Vogtle’s Nuclear Expansion in Question after Westinghouse Bankruptcy Filing
(APN) ATLANTA — Westinghouse Electric Corporation, the designer and builder of the AP1000 nuclear reactors under construction in Georgia and South Carolina, has filed for Chapter 11 reorganization bankruptcy, putting the future of the nuclear power industry in jeopardy.
Clean energy advocates hope this bankruptcy will be a wooden stake in the heart of the so-called “nuclear renaissance” that finally kills it, including the incomplete new reactor units 3 and 4 at Plant Vogtle.
As previously reported by Atlanta Progressive News, Georgia Power has already cancelled plans to build new, smaller reactors in Stewart County on the Chattahoochee River south of Columbus, Georgia.
Westinghouse, a subsidiary of Japan’s Toshiba, is 9.9 billion dollars in debt from massive cost overruns at Plant Vogtle in Georgia and Plant V.C. Summer in South Carolina.
The company has announced it will no longer be in the nuclear construction business beyond these two projects.
The big question is, will these projects in the U.S. be completed or abandoned? A bankruptcy court may decide the fate of Vogtle and Summer.
That is, if they are constructed at all. Stan Wise, chairman of the Georgia Public Service Commission, said the utilities developing the Alvin W. Vogtle generating station in the state would have to evaluate whether it made sense to continue.
“It’s a very serious issue for us and for the companies involved,” Stan Wise, chairman of the
Georgia Public Service Commission, told the New York Times newspaper.
“If, in fact, the company comes back to the commission asking for recertification, and at what cost, clearly the commission evaluates that versus natural gas or renewables,” Wise said.
Were the nuclear cost overruns and delays foreseeable? Of course, they were.
When Vogtle Units 3 and 4 were being debated in 2008 and 2009, environmental advocates warned that this would happen.
One only has to look back a few decades at the construction of Vogtle 1 and 2, which was fraught with delays and went almost 1,000 percent over-budget.
Georgia Power and the PSC were warned at every meeting for years by environmental groups, consumer advocates, clean energy advocates, expert witnesses, and concerned citizens about the high risks of investing in expensive and dangerous nuclear power.
Did the PSC or Georgia Power listen? No, they ignored every warning at every meeting for years.
“Nuclear construction costs were not, and are not, controllable. This is why there have not been any new reactors built in the United States for more than thirty years,” Steve Prenovitz, an economist and long time observer of this process, predicted in 2010 about new construction on Vogtle 3 and 4.

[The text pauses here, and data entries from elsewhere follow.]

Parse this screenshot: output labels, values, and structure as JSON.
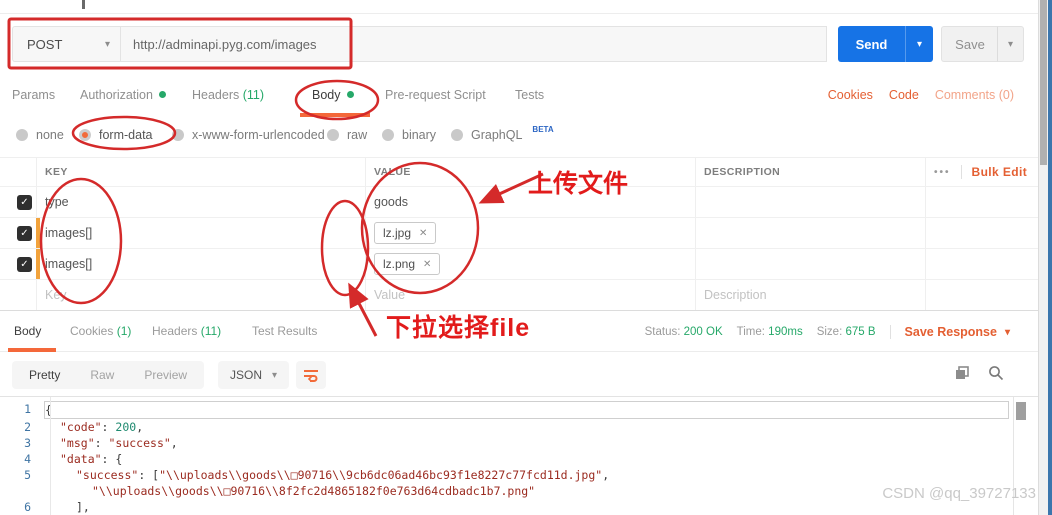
{
  "request_bar": {
    "method": "POST",
    "url": "http://adminapi.pyg.com/images",
    "send": "Send",
    "save": "Save"
  },
  "request_tabs": {
    "params": "Params",
    "authorization": "Authorization",
    "headers": "Headers",
    "headers_count": "(11)",
    "body": "Body",
    "pre_request": "Pre-request Script",
    "tests": "Tests",
    "cookies": "Cookies",
    "code": "Code",
    "comments": "Comments (0)"
  },
  "body_modes": {
    "none": "none",
    "form_data": "form-data",
    "urlencoded": "x-www-form-urlencoded",
    "raw": "raw",
    "binary": "binary",
    "graphql": "GraphQL",
    "beta": "BETA",
    "selected": "form-data"
  },
  "form_table": {
    "header": {
      "key": "KEY",
      "value": "VALUE",
      "description": "DESCRIPTION",
      "more": "•••",
      "bulk_edit": "Bulk Edit"
    },
    "rows": [
      {
        "key": "type",
        "value": "goods"
      },
      {
        "key": "images[]",
        "file": "lz.jpg"
      },
      {
        "key": "images[]",
        "file": "lz.png"
      }
    ],
    "placeholder_row": {
      "key": "Key",
      "value": "Value",
      "description": "Description"
    }
  },
  "annotations": {
    "upload_note": "上传文件",
    "dropdown_note": "下拉选择file",
    "color": "#d42a2a"
  },
  "response": {
    "tabs": {
      "body": "Body",
      "cookies": "Cookies",
      "cookies_count": "(1)",
      "headers": "Headers",
      "headers_count": "(11)",
      "test_results": "Test Results"
    },
    "status_label": "Status:",
    "status": "200 OK",
    "time_label": "Time:",
    "time": "190ms",
    "size_label": "Size:",
    "size": "675 B",
    "save_response": "Save Response",
    "modes": {
      "pretty": "Pretty",
      "raw": "Raw",
      "preview": "Preview",
      "format": "JSON"
    }
  },
  "response_body": {
    "lines": [
      {
        "num": "1",
        "indent": 0,
        "active": true,
        "tokens": [
          {
            "t": "{",
            "c": "pun"
          }
        ]
      },
      {
        "num": "2",
        "indent": 1,
        "tokens": [
          {
            "t": "\"code\"",
            "c": "key"
          },
          {
            "t": ": ",
            "c": "pun"
          },
          {
            "t": "200",
            "c": "num"
          },
          {
            "t": ",",
            "c": "pun"
          }
        ]
      },
      {
        "num": "3",
        "indent": 1,
        "tokens": [
          {
            "t": "\"msg\"",
            "c": "key"
          },
          {
            "t": ": ",
            "c": "pun"
          },
          {
            "t": "\"success\"",
            "c": "str"
          },
          {
            "t": ",",
            "c": "pun"
          }
        ]
      },
      {
        "num": "4",
        "indent": 1,
        "tokens": [
          {
            "t": "\"data\"",
            "c": "key"
          },
          {
            "t": ": {",
            "c": "pun"
          }
        ]
      },
      {
        "num": "5",
        "indent": 2,
        "tokens": [
          {
            "t": "\"success\"",
            "c": "key"
          },
          {
            "t": ": [",
            "c": "pun"
          },
          {
            "t": "\"\\\\uploads\\\\goods\\\\□90716\\\\9cb6dc06ad46bc93f1e8227c77fcd11d.jpg\"",
            "c": "str"
          },
          {
            "t": ",",
            "c": "pun"
          }
        ]
      },
      {
        "num": "",
        "indent": 3,
        "tokens": [
          {
            "t": "\"\\\\uploads\\\\goods\\\\□90716\\\\8f2fc2d4865182f0e763d64cdbadc1b7.png\"",
            "c": "str"
          }
        ]
      },
      {
        "num": "6",
        "indent": 2,
        "tokens": [
          {
            "t": "],",
            "c": "pun"
          }
        ]
      }
    ]
  },
  "icons": {
    "caret": "▾",
    "check": "✓",
    "close": "✕"
  },
  "watermark": "CSDN @qq_39727133"
}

In 1985, Forbes magazine warned with a cover story “Nuclear Follies,” that: “The failure of the U.S. nuclear power program ranks as the largest managerial disaster in business history, a disaster on a monumental scale… only the blind or the biased can now think that the money has been well spent.”
Ratepayers’ interests have never appeared to be the priority of the PSC. They appear to operate under a belief system that what is good for Georgia Power/Southern Company is good for everyone.
So far, the Georgia PSC, abetted by the Georgia Legislature, has protected Southern Company’s shareholders from any meaningful risk – allowing them to collect a guaranteed 10.9 percent profit, while Tom Fanning, Chairman, of Southern Company gets an eight percent raise.
Meanwhile, Georgia Power customers continue to be forced to pay in advance for the construction of Vogtle 3 and 4 thanks to the General Assembly’s anti-consumer Nuclear Construction Cost Recovery tariff on their utility bills.
“No electric customer should be forced to continue to pay for construction of an electric generation facility that the utility can not accurately predict the cost of completion of the facility and if and when the facility will be completed… the shareholders should carry the risk, ratepayers should not be on the hook to continue to pay,” Dr. Stephen Smith, Executive Director, Southern Alliance for Clean Energy (SACE), said in a telepress conference in which APN participated.
“We need utilities to own up to their errors, as they have lost credibility; and regulators to do their job to protect the citizens financial interest from this unfolding disaster,” Peter Bradford, former commissioner, U.S. Nuclear Regulatory Commission, said in the teleconference.
“Georgia regulators were told a decade ago that you need to avoid open-ended commitments because they are unlimited. Investors have proven unwilling to shoulder such exposure and that risk should not be put on customers,” Bradford said.
“The exposure of the ratepayer going forward must be capped with a realistic and binding schedule. If this can’t be done, it is time to walk away and stop throwing good money after bad,” Bradford said.
Commissioners are only supposed to pass prudent costs on to the consumer; however, to, date, the PSC has considered everything Georgia Power wants to be prudent.
“It is time to stop wasting time, energy and money on Vogtle 3 & 4, which aren’t needed anyway. Our renewables future is close at hand. It is time to get on with it,” Glenn Carroll, Director, Nuclear Watch South, said.
The total construction of Vogtle is only about 35 percent finished, four years behind schedule and billions over budget.